Connected with the perfect forms

A. Lintner, « The insects and other animal forms of Caledonia Creek, N.Y. », Albany (N. Y.) Documents of the Assembly of the State of New York, vol. 6 n° 81-141, 1879, p. 76.

The moses contained a large number of the cases of caddis-worms- Neuropterous insects of the family of Phryganidae. A reference to these cases and their occupant will be made here after.

So few of these insects have been reared from their larvae, that it is scarcely possible to identity a species from the examination of its case or its larva- not that they do not afford reliable specific features, but simply because these features have not been connected with the perfect forms. Had this been done, the caddis-case would, in all probability, indicate its imago as readily as does the cocoon its moth, or the gall its gall-fly.

The cases contained in the moss were apparently of only two forms. These, together with the larvae taken from them, were submitted to Dr. Hagen, of the Museum of Comparative Zoölogy, at Cambridge, Mass.- our highest authority in the Neuroptera.

One of these forms, composed of bits of wood and bark cemented together, and represented in fig. 7 of plate 5, was found by Dr. Hagen to belong to the Limnophilidae– a family comprising the two great genera of Limnophilus and Hallesus.

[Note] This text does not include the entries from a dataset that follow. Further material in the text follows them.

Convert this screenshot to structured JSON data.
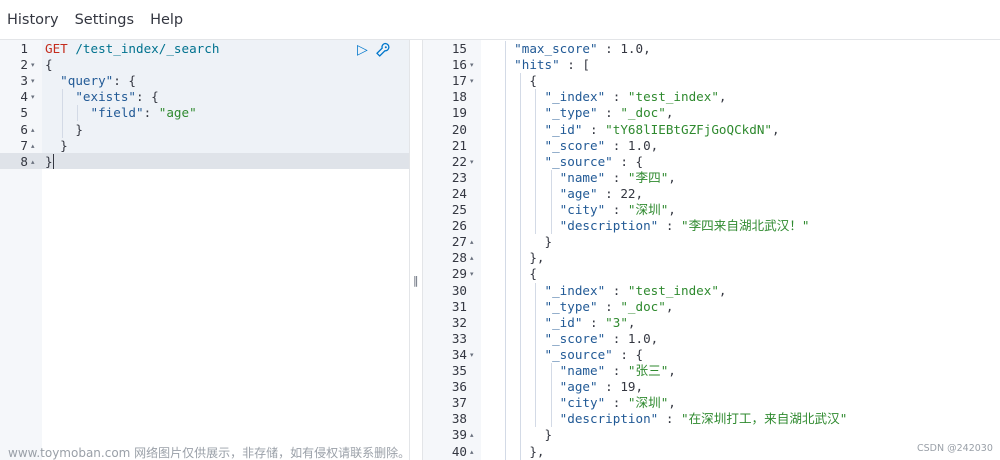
{
  "menu": [
    "History",
    "Settings",
    "Help"
  ],
  "request": {
    "lines": [
      {
        "n": "1",
        "fold": "",
        "segs": [
          [
            "tok-method",
            "GET"
          ],
          [
            "tok-p",
            " "
          ],
          [
            "tok-url",
            "/test_index/_search"
          ]
        ]
      },
      {
        "n": "2",
        "fold": "▾",
        "segs": [
          [
            "tok-p",
            "{"
          ]
        ]
      },
      {
        "n": "3",
        "fold": "▾",
        "segs": [
          [
            "tok-p",
            "  "
          ],
          [
            "tok-key",
            "\"query\""
          ],
          [
            "tok-p",
            ": {"
          ]
        ]
      },
      {
        "n": "4",
        "fold": "▾",
        "segs": [
          [
            "tok-p",
            "    "
          ],
          [
            "tok-key",
            "\"exists\""
          ],
          [
            "tok-p",
            ": {"
          ]
        ]
      },
      {
        "n": "5",
        "fold": "",
        "segs": [
          [
            "tok-p",
            "      "
          ],
          [
            "tok-key",
            "\"field\""
          ],
          [
            "tok-p",
            ": "
          ],
          [
            "tok-str",
            "\"age\""
          ]
        ]
      },
      {
        "n": "6",
        "fold": "▴",
        "segs": [
          [
            "tok-p",
            "    }"
          ]
        ]
      },
      {
        "n": "7",
        "fold": "▴",
        "segs": [
          [
            "tok-p",
            "  }"
          ]
        ]
      },
      {
        "n": "8",
        "fold": "▴",
        "segs": [
          [
            "tok-p",
            "}"
          ]
        ]
      }
    ],
    "actions": {
      "run_icon": "play-icon",
      "settings_icon": "wrench-icon"
    }
  },
  "response": {
    "lines": [
      {
        "n": "15",
        "fold": "",
        "segs": [
          [
            "tok-p",
            "  "
          ],
          [
            "tok-key",
            "\"max_score\""
          ],
          [
            "tok-p",
            " : "
          ],
          [
            "tok-num",
            "1.0"
          ],
          [
            "tok-p",
            ","
          ]
        ]
      },
      {
        "n": "16",
        "fold": "▾",
        "segs": [
          [
            "tok-p",
            "  "
          ],
          [
            "tok-key",
            "\"hits\""
          ],
          [
            "tok-p",
            " : ["
          ]
        ]
      },
      {
        "n": "17",
        "fold": "▾",
        "segs": [
          [
            "tok-p",
            "    {"
          ]
        ]
      },
      {
        "n": "18",
        "fold": "",
        "segs": [
          [
            "tok-p",
            "      "
          ],
          [
            "tok-key",
            "\"_index\""
          ],
          [
            "tok-p",
            " : "
          ],
          [
            "tok-str",
            "\"test_index\""
          ],
          [
            "tok-p",
            ","
          ]
        ]
      },
      {
        "n": "19",
        "fold": "",
        "segs": [
          [
            "tok-p",
            "      "
          ],
          [
            "tok-key",
            "\"_type\""
          ],
          [
            "tok-p",
            " : "
          ],
          [
            "tok-str",
            "\"_doc\""
          ],
          [
            "tok-p",
            ","
          ]
        ]
      },
      {
        "n": "20",
        "fold": "",
        "segs": [
          [
            "tok-p",
            "      "
          ],
          [
            "tok-key",
            "\"_id\""
          ],
          [
            "tok-p",
            " : "
          ],
          [
            "tok-str",
            "\"tY68lIEBtGZFjGoQCkdN\""
          ],
          [
            "tok-p",
            ","
          ]
        ]
      },
      {
        "n": "21",
        "fold": "",
        "segs": [
          [
            "tok-p",
            "      "
          ],
          [
            "tok-key",
            "\"_score\""
          ],
          [
            "tok-p",
            " : "
          ],
          [
            "tok-num",
            "1.0"
          ],
          [
            "tok-p",
            ","
          ]
        ]
      },
      {
        "n": "22",
        "fold": "▾",
        "segs": [
          [
            "tok-p",
            "      "
          ],
          [
            "tok-key",
            "\"_source\""
          ],
          [
            "tok-p",
            " : {"
          ]
        ]
      },
      {
        "n": "23",
        "fold": "",
        "segs": [
          [
            "tok-p",
            "        "
          ],
          [
            "tok-key",
            "\"name\""
          ],
          [
            "tok-p",
            " : "
          ],
          [
            "tok-str",
            "\"李四\""
          ],
          [
            "tok-p",
            ","
          ]
        ]
      },
      {
        "n": "24",
        "fold": "",
        "segs": [
          [
            "tok-p",
            "        "
          ],
          [
            "tok-key",
            "\"age\""
          ],
          [
            "tok-p",
            " : "
          ],
          [
            "tok-num",
            "22"
          ],
          [
            "tok-p",
            ","
          ]
        ]
      },
      {
        "n": "25",
        "fold": "",
        "segs": [
          [
            "tok-p",
            "        "
          ],
          [
            "tok-key",
            "\"city\""
          ],
          [
            "tok-p",
            " : "
          ],
          [
            "tok-str",
            "\"深圳\""
          ],
          [
            "tok-p",
            ","
          ]
        ]
      },
      {
        "n": "26",
        "fold": "",
        "segs": [
          [
            "tok-p",
            "        "
          ],
          [
            "tok-key",
            "\"description\""
          ],
          [
            "tok-p",
            " : "
          ],
          [
            "tok-str",
            "\"李四来自湖北武汉！\""
          ]
        ]
      },
      {
        "n": "27",
        "fold": "▴",
        "segs": [
          [
            "tok-p",
            "      }"
          ]
        ]
      },
      {
        "n": "28",
        "fold": "▴",
        "segs": [
          [
            "tok-p",
            "    },"
          ]
        ]
      },
      {
        "n": "29",
        "fold": "▾",
        "segs": [
          [
            "tok-p",
            "    {"
          ]
        ]
      },
      {
        "n": "30",
        "fold": "",
        "segs": [
          [
            "tok-p",
            "      "
          ],
          [
            "tok-key",
            "\"_index\""
          ],
          [
            "tok-p",
            " : "
          ],
          [
            "tok-str",
            "\"test_index\""
          ],
          [
            "tok-p",
            ","
          ]
        ]
      },
      {
        "n": "31",
        "fold": "",
        "segs": [
          [
            "tok-p",
            "      "
          ],
          [
            "tok-key",
            "\"_type\""
          ],
          [
            "tok-p",
            " : "
          ],
          [
            "tok-str",
            "\"_doc\""
          ],
          [
            "tok-p",
            ","
          ]
        ]
      },
      {
        "n": "32",
        "fold": "",
        "segs": [
          [
            "tok-p",
            "      "
          ],
          [
            "tok-key",
            "\"_id\""
          ],
          [
            "tok-p",
            " : "
          ],
          [
            "tok-str",
            "\"3\""
          ],
          [
            "tok-p",
            ","
          ]
        ]
      },
      {
        "n": "33",
        "fold": "",
        "segs": [
          [
            "tok-p",
            "      "
          ],
          [
            "tok-key",
            "\"_score\""
          ],
          [
            "tok-p",
            " : "
          ],
          [
            "tok-num",
            "1.0"
          ],
          [
            "tok-p",
            ","
          ]
        ]
      },
      {
        "n": "34",
        "fold": "▾",
        "segs": [
          [
            "tok-p",
            "      "
          ],
          [
            "tok-key",
            "\"_source\""
          ],
          [
            "tok-p",
            " : {"
          ]
        ]
      },
      {
        "n": "35",
        "fold": "",
        "segs": [
          [
            "tok-p",
            "        "
          ],
          [
            "tok-key",
            "\"name\""
          ],
          [
            "tok-p",
            " : "
          ],
          [
            "tok-str",
            "\"张三\""
          ],
          [
            "tok-p",
            ","
          ]
        ]
      },
      {
        "n": "36",
        "fold": "",
        "segs": [
          [
            "tok-p",
            "        "
          ],
          [
            "tok-key",
            "\"age\""
          ],
          [
            "tok-p",
            " : "
          ],
          [
            "tok-num",
            "19"
          ],
          [
            "tok-p",
            ","
          ]
        ]
      },
      {
        "n": "37",
        "fold": "",
        "segs": [
          [
            "tok-p",
            "        "
          ],
          [
            "tok-key",
            "\"city\""
          ],
          [
            "tok-p",
            " : "
          ],
          [
            "tok-str",
            "\"深圳\""
          ],
          [
            "tok-p",
            ","
          ]
        ]
      },
      {
        "n": "38",
        "fold": "",
        "segs": [
          [
            "tok-p",
            "        "
          ],
          [
            "tok-key",
            "\"description\""
          ],
          [
            "tok-p",
            " : "
          ],
          [
            "tok-str",
            "\"在深圳打工，来自湖北武汉\""
          ]
        ]
      },
      {
        "n": "39",
        "fold": "▴",
        "segs": [
          [
            "tok-p",
            "      }"
          ]
        ]
      },
      {
        "n": "40",
        "fold": "▴",
        "segs": [
          [
            "tok-p",
            "    },"
          ]
        ]
      }
    ]
  },
  "divider_handle": "‖",
  "watermark": "www.toymoban.com 网络图片仅供展示，非存储，如有侵权请联系删除。",
  "csdn_badge": "CSDN @242030"
}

The larva had not been seen by him before, and could, therefore, from its general characters, only be referrred with doubt to Hallesus.

The other form, consisting of small pieces of stone united in a somewhat flattened cylindrical case, was referred to the Sericostomidae, and might possibly be that of Dasystoma numerosum; but the larvae of these groups are so imperfectly know, that nothing definite could be affirmed of this case.